“What people need to understand is that we are seeing this budget for the first time,” the Republican staff member told me. “There are a lot of things that need to change.”
Recently the Governor made public his proposal for the state’s two-year budget. The day following his speech a Senate page brought around a hand-truck load of budget documents.
When I visited my Republican Senate colleague, the staff had budget papers spread out over a desk and were trying to make sense of it – even as phone calls and emails from constituents were coming in.
As we scramble to find buried details, some constituents already were expressing themselves to lawmakers. The back-and-forth between constituents and legislators is a vital aspect of the political process, and input from citizens is never more important than during the two-year budget process.
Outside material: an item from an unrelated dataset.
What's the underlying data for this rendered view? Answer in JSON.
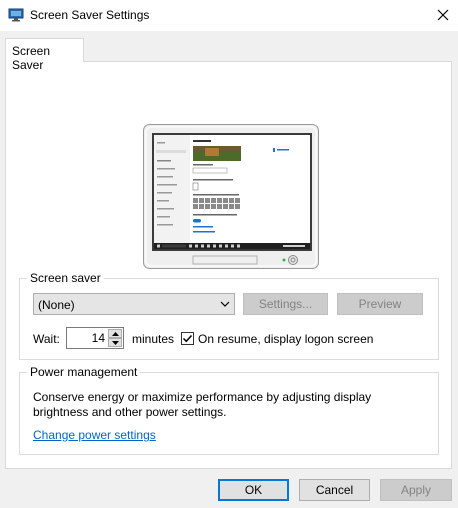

We all know the headlines: $300 million cut to the UW; cutting the UW loose from state government; lower funding for K-12 schools; statewide subsidy for private schools; state money to make a small dent in rising property taxes.
But it will take months to identify all the specifics.
That’s where you come in. It’s one thing to see a number on a page. It is quite another to understand the effect of a budget action across the state.